Much has been said over the past week about catalog sales overtaking new release or front-line sales. Many have offered opinions on why this has happened (pricing differences; deaths of important artists) and what it means (legacy artists are “better”; new music “stinks”, etc.).
I feel that much is missing from this conversation, so I’ll try to provide a little background on catalog as a business and how I think it should be integrated into new record company models.
A record company's assets are the actual master recordings. These masters are what the company owns, and with that ownership comes a potential revenue stream. Of course, for this potential to be realized, the catalog needs to be created and then marketed effectively. Yet if this takes place, the revenue stream created by it won’t dry up simply because an artist moves into a new release cycle. In fact, if an artist remains viable, then their catalog will generate a revenue stream that will pay out like an annuity.
Financial planners tell you to diversify your portfolio as a hedge against market downturns. The theory is that through diversification, you can weather a bear market because some portion of your assets will still have returns even if others are losing money. This is accomplished through a variety of means: investing in multiple asset classes, using a mix of investment vehicles, etc.

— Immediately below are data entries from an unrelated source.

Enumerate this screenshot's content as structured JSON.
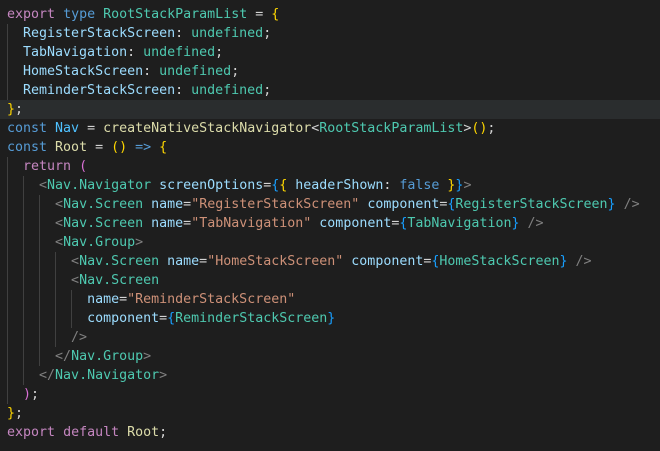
{
  "editor": {
    "language": "TypeScript (TSX)",
    "theme": "Dark+",
    "lines": [
      [
        [
          "export",
          "ctl"
        ],
        [
          " ",
          "pun"
        ],
        [
          "type",
          "kw"
        ],
        [
          " ",
          "pun"
        ],
        [
          "RootStackParamList",
          "ty"
        ],
        [
          " = ",
          "pun"
        ],
        [
          "{",
          "b1"
        ]
      ],
      [
        [
          "  ",
          "pun"
        ],
        [
          "RegisterStackScreen",
          "var"
        ],
        [
          ": ",
          "pun"
        ],
        [
          "undefined",
          "ty"
        ],
        [
          ";",
          "pun"
        ]
      ],
      [
        [
          "  ",
          "pun"
        ],
        [
          "TabNavigation",
          "var"
        ],
        [
          ": ",
          "pun"
        ],
        [
          "undefined",
          "ty"
        ],
        [
          ";",
          "pun"
        ]
      ],
      [
        [
          "  ",
          "pun"
        ],
        [
          "HomeStackScreen",
          "var"
        ],
        [
          ": ",
          "pun"
        ],
        [
          "undefined",
          "ty"
        ],
        [
          ";",
          "pun"
        ]
      ],
      [
        [
          "  ",
          "pun"
        ],
        [
          "ReminderStackScreen",
          "var"
        ],
        [
          ": ",
          "pun"
        ],
        [
          "undefined",
          "ty"
        ],
        [
          ";",
          "pun"
        ]
      ],
      [
        [
          "}",
          "b1"
        ],
        [
          ";",
          "pun"
        ]
      ],
      [
        [
          "const",
          "kw"
        ],
        [
          " ",
          "pun"
        ],
        [
          "Nav",
          "cst"
        ],
        [
          " = ",
          "pun"
        ],
        [
          "createNativeStackNavigator",
          "fn"
        ],
        [
          "<",
          "pun"
        ],
        [
          "RootStackParamList",
          "ty"
        ],
        [
          ">",
          "pun"
        ],
        [
          "()",
          "b1"
        ],
        [
          ";",
          "pun"
        ]
      ],
      [
        [
          "const",
          "kw"
        ],
        [
          " ",
          "pun"
        ],
        [
          "Root",
          "fn"
        ],
        [
          " = ",
          "pun"
        ],
        [
          "()",
          "b1"
        ],
        [
          " ",
          "pun"
        ],
        [
          "=>",
          "kw"
        ],
        [
          " ",
          "pun"
        ],
        [
          "{",
          "b1"
        ]
      ],
      [
        [
          "  ",
          "pun"
        ],
        [
          "return",
          "ctl"
        ],
        [
          " ",
          "pun"
        ],
        [
          "(",
          "b2"
        ]
      ],
      [
        [
          "    ",
          "pun"
        ],
        [
          "<",
          "tag"
        ],
        [
          "Nav.Navigator",
          "ty"
        ],
        [
          " ",
          "pun"
        ],
        [
          "screenOptions",
          "var"
        ],
        [
          "=",
          "pun"
        ],
        [
          "{",
          "b3"
        ],
        [
          "{",
          "b1"
        ],
        [
          " ",
          "pun"
        ],
        [
          "headerShown",
          "var"
        ],
        [
          ": ",
          "pun"
        ],
        [
          "false",
          "kw"
        ],
        [
          " ",
          "pun"
        ],
        [
          "}",
          "b1"
        ],
        [
          "}",
          "b3"
        ],
        [
          ">",
          "tag"
        ]
      ],
      [
        [
          "      ",
          "pun"
        ],
        [
          "<",
          "tag"
        ],
        [
          "Nav.Screen",
          "ty"
        ],
        [
          " ",
          "pun"
        ],
        [
          "name",
          "var"
        ],
        [
          "=",
          "pun"
        ],
        [
          "\"RegisterStackScreen\"",
          "str"
        ],
        [
          " ",
          "pun"
        ],
        [
          "component",
          "var"
        ],
        [
          "=",
          "pun"
        ],
        [
          "{",
          "b3"
        ],
        [
          "RegisterStackScreen",
          "ty"
        ],
        [
          "}",
          "b3"
        ],
        [
          " ",
          "pun"
        ],
        [
          "/>",
          "tag"
        ]
      ],
      [
        [
          "      ",
          "pun"
        ],
        [
          "<",
          "tag"
        ],
        [
          "Nav.Screen",
          "ty"
        ],
        [
          " ",
          "pun"
        ],
        [
          "name",
          "var"
        ],
        [
          "=",
          "pun"
        ],
        [
          "\"TabNavigation\"",
          "str"
        ],
        [
          " ",
          "pun"
        ],
        [
          "component",
          "var"
        ],
        [
          "=",
          "pun"
        ],
        [
          "{",
          "b3"
        ],
        [
          "TabNavigation",
          "ty"
        ],
        [
          "}",
          "b3"
        ],
        [
          " ",
          "pun"
        ],
        [
          "/>",
          "tag"
        ]
      ],
      [
        [
          "      ",
          "pun"
        ],
        [
          "<",
          "tag"
        ],
        [
          "Nav.Group",
          "ty"
        ],
        [
          ">",
          "tag"
        ]
      ],
      [
        [
          "        ",
          "pun"
        ],
        [
          "<",
          "tag"
        ],
        [
          "Nav.Screen",
          "ty"
        ],
        [
          " ",
          "pun"
        ],
        [
          "name",
          "var"
        ],
        [
          "=",
          "pun"
        ],
        [
          "\"HomeStackScreen\"",
          "str"
        ],
        [
          " ",
          "pun"
        ],
        [
          "component",
          "var"
        ],
        [
          "=",
          "pun"
        ],
        [
          "{",
          "b3"
        ],
        [
          "HomeStackScreen",
          "ty"
        ],
        [
          "}",
          "b3"
        ],
        [
          " ",
          "pun"
        ],
        [
          "/>",
          "tag"
        ]
      ],
      [
        [
          "        ",
          "pun"
        ],
        [
          "<",
          "tag"
        ],
        [
          "Nav.Screen",
          "ty"
        ]
      ],
      [
        [
          "          ",
          "pun"
        ],
        [
          "name",
          "var"
        ],
        [
          "=",
          "pun"
        ],
        [
          "\"ReminderStackScreen\"",
          "str"
        ]
      ],
      [
        [
          "          ",
          "pun"
        ],
        [
          "component",
          "var"
        ],
        [
          "=",
          "pun"
        ],
        [
          "{",
          "b3"
        ],
        [
          "ReminderStackScreen",
          "ty"
        ],
        [
          "}",
          "b3"
        ]
      ],
      [
        [
          "        ",
          "pun"
        ],
        [
          "/>",
          "tag"
        ]
      ],
      [
        [
          "      ",
          "pun"
        ],
        [
          "</",
          "tag"
        ],
        [
          "Nav.Group",
          "ty"
        ],
        [
          ">",
          "tag"
        ]
      ],
      [
        [
          "    ",
          "pun"
        ],
        [
          "</",
          "tag"
        ],
        [
          "Nav.Navigator",
          "ty"
        ],
        [
          ">",
          "tag"
        ]
      ],
      [
        [
          "  ",
          "pun"
        ],
        [
          ")",
          "b2"
        ],
        [
          ";",
          "pun"
        ]
      ],
      [
        [
          "}",
          "b1"
        ],
        [
          ";",
          "pun"
        ]
      ],
      [
        [
          "export",
          "ctl"
        ],
        [
          " ",
          "pun"
        ],
        [
          "default",
          "ctl"
        ],
        [
          " ",
          "pun"
        ],
        [
          "Root",
          "fn"
        ],
        [
          ";",
          "pun"
        ]
      ]
    ],
    "highlighted_line": 5,
    "colors": {
      "background": "#1e1e1e",
      "keyword": "#569cd6",
      "control": "#c586c0",
      "type": "#4ec9b0",
      "variable": "#9cdcfe",
      "constant": "#4fc1ff",
      "function": "#dcdcaa",
      "string": "#ce9178",
      "jsx_bracket": "#808080",
      "bracket_level_1": "#ffd700",
      "bracket_level_2": "#da70d6",
      "bracket_level_3": "#179fff"
    }
  }
}
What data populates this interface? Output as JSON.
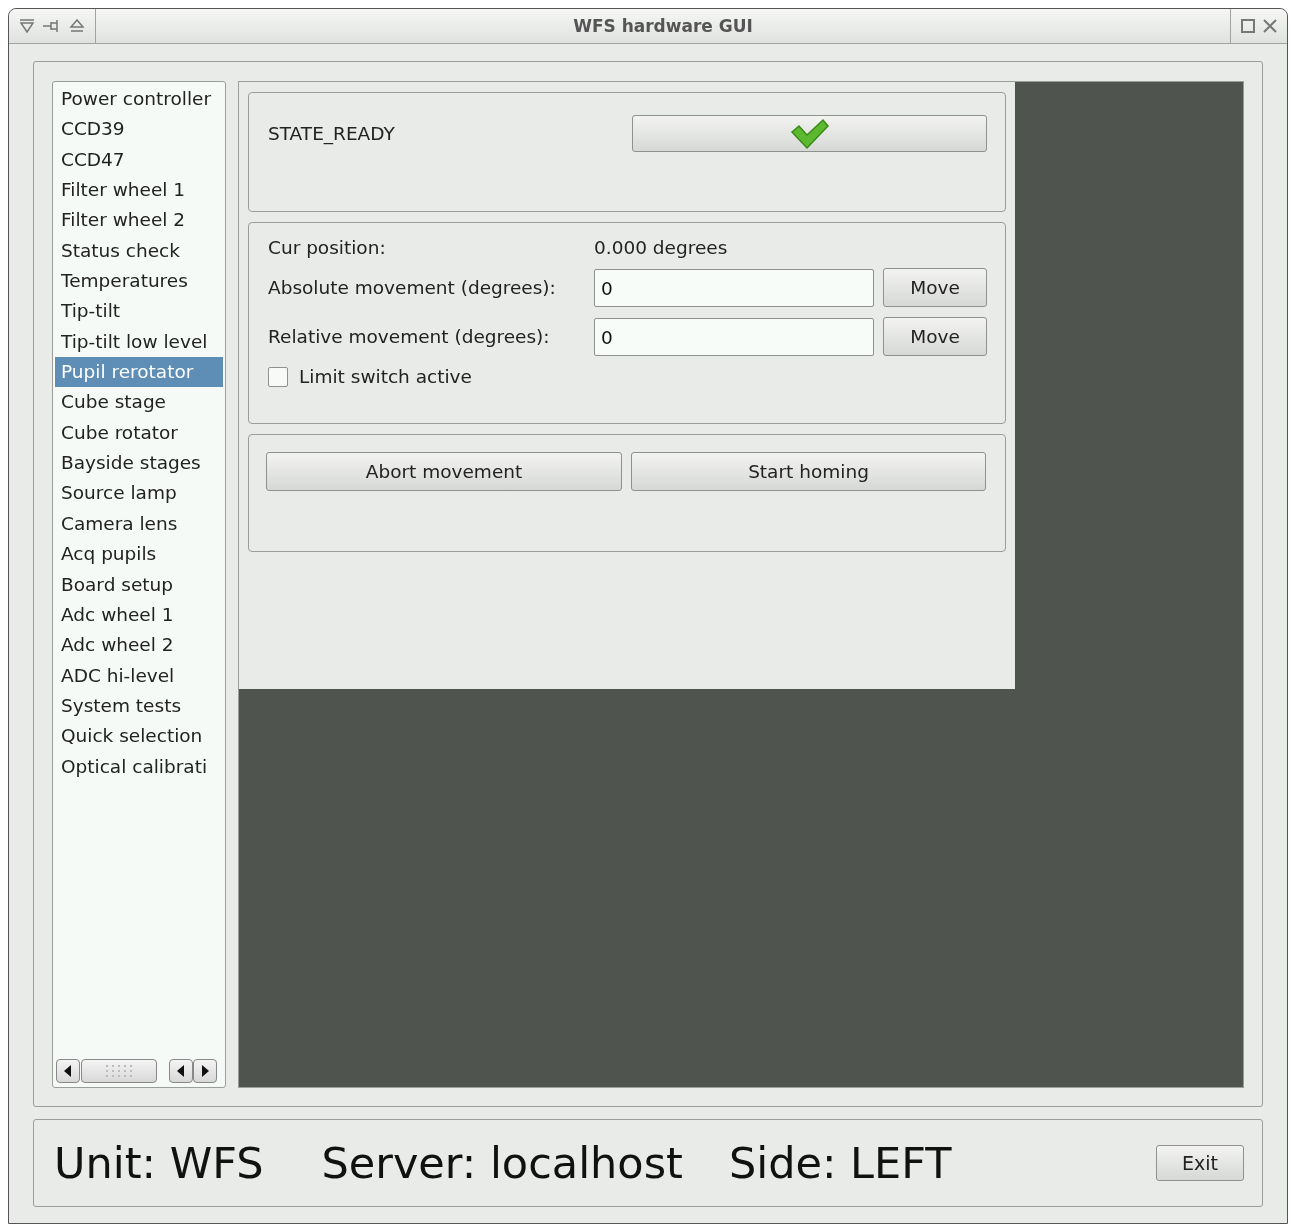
{
  "window": {
    "title": "WFS hardware GUI"
  },
  "sidebar": {
    "items": [
      {
        "label": "Power controller",
        "selected": false
      },
      {
        "label": "CCD39",
        "selected": false
      },
      {
        "label": "CCD47",
        "selected": false
      },
      {
        "label": "Filter wheel 1",
        "selected": false
      },
      {
        "label": "Filter wheel 2",
        "selected": false
      },
      {
        "label": "Status check",
        "selected": false
      },
      {
        "label": "Temperatures",
        "selected": false
      },
      {
        "label": "Tip-tilt",
        "selected": false
      },
      {
        "label": "Tip-tilt low level",
        "selected": false
      },
      {
        "label": "Pupil rerotator",
        "selected": true
      },
      {
        "label": "Cube stage",
        "selected": false
      },
      {
        "label": "Cube rotator",
        "selected": false
      },
      {
        "label": "Bayside stages",
        "selected": false
      },
      {
        "label": "Source lamp",
        "selected": false
      },
      {
        "label": "Camera lens",
        "selected": false
      },
      {
        "label": "Acq pupils",
        "selected": false
      },
      {
        "label": "Board setup",
        "selected": false
      },
      {
        "label": "Adc wheel 1",
        "selected": false
      },
      {
        "label": "Adc wheel 2",
        "selected": false
      },
      {
        "label": "ADC hi-level",
        "selected": false
      },
      {
        "label": "System tests",
        "selected": false
      },
      {
        "label": "Quick selection",
        "selected": false
      },
      {
        "label": "Optical calibrati",
        "selected": false
      }
    ]
  },
  "state": {
    "label": "STATE_READY"
  },
  "position": {
    "label": "Cur position:",
    "value": "0.000 degrees"
  },
  "movements": [
    {
      "label": "Absolute movement (degrees):",
      "value": "0",
      "button": "Move"
    },
    {
      "label": "Relative movement (degrees):",
      "value": "0",
      "button": "Move"
    }
  ],
  "limit_switch": {
    "label": "Limit switch active",
    "checked": false
  },
  "actions": [
    "Abort movement",
    "Start homing"
  ],
  "footer": {
    "unit": "Unit: WFS",
    "server": "Server: localhost",
    "side": "Side: LEFT",
    "exit": "Exit"
  }
}
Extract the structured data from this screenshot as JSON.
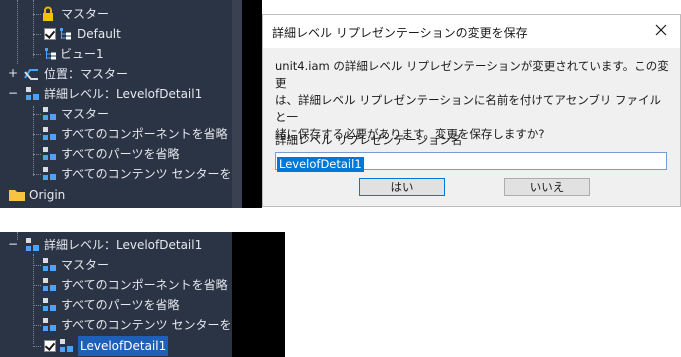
{
  "top_tree": {
    "master_top": "マスター",
    "default": "Default",
    "view1": "ビュー1",
    "position": "位置：マスター",
    "lod": "詳細レベル：LevelofDetail1",
    "lod_items": [
      "マスター",
      "すべてのコンポーネントを省略",
      "すべてのパーツを省略",
      "すべてのコンテンツ センターを省"
    ],
    "origin": "Origin"
  },
  "dialog": {
    "title": "詳細レベル リプレゼンテーションの変更を保存",
    "message_lines": [
      "unit4.iam の詳細レベル リプレゼンテーションが変更されています。この変更",
      "は、詳細レベル リプレゼンテーションに名前を付けてアセンブリ ファイルと一",
      "緒に保存する必要があります。変更を保存しますか?"
    ],
    "field_label": "詳細レベル リプレゼンテーション名",
    "field_value": "LevelofDetail1",
    "yes_label": "はい",
    "no_label": "いいえ"
  },
  "bottom_tree": {
    "lod": "詳細レベル：LevelofDetail1",
    "lod_items": [
      "マスター",
      "すべてのコンポーネントを省略",
      "すべてのパーツを省略",
      "すべてのコンテンツ センターを省",
      "LevelofDetail1"
    ]
  },
  "colors": {
    "panel_bg": "#2b3444",
    "selection": "#1e5fb8",
    "accent_blue": "#0078d7"
  }
}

Given the current state of the record business and that I see a future involving assessing multiple—though much smaller—revenue streams, it makes sense to take the financial planner’s advice. Capitalizing on a variety of revenue streams as they relate to an individual company's (or artist’s) business is essential.
When we talk about “depth of catalog”, we talk about a record company that made investments in its future by signing and developing artists whose recordings became more valuable over time. To do this, A&R functions at labels must balance the need to sign talent that is hot and current with an eye toward whether that talent has staying power. If done well, each signing works to diversify the company’s portfolio. Each should be an investment that will continue to pay (like an annuity) regardless of the current market conditions.
What has concerned me about record company structure over the past decade or so is how their catalog business has been divorced from their front-line business. Yes, catalog is old and unsexy. However it sells, and certainly given this recent data, it is reemerging as an important revenue stream. I do understand the principle behind the split: it’s simply economy of scale. However, I think that valuable synergies are lost when you separate the catalog and the front-line. Furthermore “music discovery” is a growing business that will hopefully lead to greater increases in catalog sales. Frankly, in the current marketplace, companies need to take advantage of every opportunity.
(Of course, this entire conversation is described in Chris Anderson's book, The Long Tail.)
What this shift in sales ultimately represents is an opportunity for a return to focusing on the catalog business. While I would argue that it should have never taken a back seat to front-line marketing efforts, the reemergence of catalog sales shows its continued importance to the record business. And in the digital marketplace, catalog product doesn't take up space or require tremendous resources to manage. As a result, it is like free money, as (presumably) the costs incurred in creating it have already been incurred, and therefore any cost in maintaining it is purely for marketing and promotion.
So does the reemergence of catalog sales mean that new music stinks? Of course not, but it should be a clarion call to record companies and artists that they need to diversify their products and take better advantage of their catalog.